__EXERCISE INPUTS__:
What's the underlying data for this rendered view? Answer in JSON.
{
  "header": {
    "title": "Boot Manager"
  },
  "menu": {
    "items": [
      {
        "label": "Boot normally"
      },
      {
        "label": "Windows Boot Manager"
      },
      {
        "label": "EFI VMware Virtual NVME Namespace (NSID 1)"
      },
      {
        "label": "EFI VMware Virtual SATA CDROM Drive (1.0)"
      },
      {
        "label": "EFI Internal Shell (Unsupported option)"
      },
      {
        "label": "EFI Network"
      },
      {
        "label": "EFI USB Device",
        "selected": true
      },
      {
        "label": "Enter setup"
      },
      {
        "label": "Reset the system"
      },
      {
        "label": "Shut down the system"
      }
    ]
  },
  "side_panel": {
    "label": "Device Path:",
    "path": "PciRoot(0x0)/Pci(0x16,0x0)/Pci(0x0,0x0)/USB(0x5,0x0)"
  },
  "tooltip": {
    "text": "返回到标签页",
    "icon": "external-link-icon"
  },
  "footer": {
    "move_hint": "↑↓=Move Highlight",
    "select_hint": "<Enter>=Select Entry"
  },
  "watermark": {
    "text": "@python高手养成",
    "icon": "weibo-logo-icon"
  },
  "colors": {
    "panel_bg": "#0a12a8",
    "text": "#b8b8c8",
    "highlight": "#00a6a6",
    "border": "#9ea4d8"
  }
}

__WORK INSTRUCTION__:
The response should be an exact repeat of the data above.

__RESPONSE BELOW__:
What's the underlying data for this rendered view? Answer in JSON.
{
  "header": {
    "title": "Boot Manager"
  },
  "menu": {
    "items": [
      {
        "label": "Boot normally"
      },
      {
        "label": "Windows Boot Manager"
      },
      {
        "label": "EFI VMware Virtual NVME Namespace (NSID 1)"
      },
      {
        "label": "EFI VMware Virtual SATA CDROM Drive (1.0)"
      },
      {
        "label": "EFI Internal Shell (Unsupported option)"
      },
      {
        "label": "EFI Network"
      },
      {
        "label": "EFI USB Device",
        "selected": true
      },
      {
        "label": "Enter setup"
      },
      {
        "label": "Reset the system"
      },
      {
        "label": "Shut down the system"
      }
    ]
  },
  "side_panel": {
    "label": "Device Path:",
    "path": "PciRoot(0x0)/Pci(0x16,0x0)/Pci(0x0,0x0)/USB(0x5,0x0)"
  },
  "tooltip": {
    "text": "返回到标签页",
    "icon": "external-link-icon"
  },
  "footer": {
    "move_hint": "↑↓=Move Highlight",
    "select_hint": "<Enter>=Select Entry"
  },
  "watermark": {
    "text": "@python高手养成",
    "icon": "weibo-logo-icon"
  },
  "colors": {
    "panel_bg": "#0a12a8",
    "text": "#b8b8c8",
    "highlight": "#00a6a6",
    "border": "#9ea4d8"
  }
}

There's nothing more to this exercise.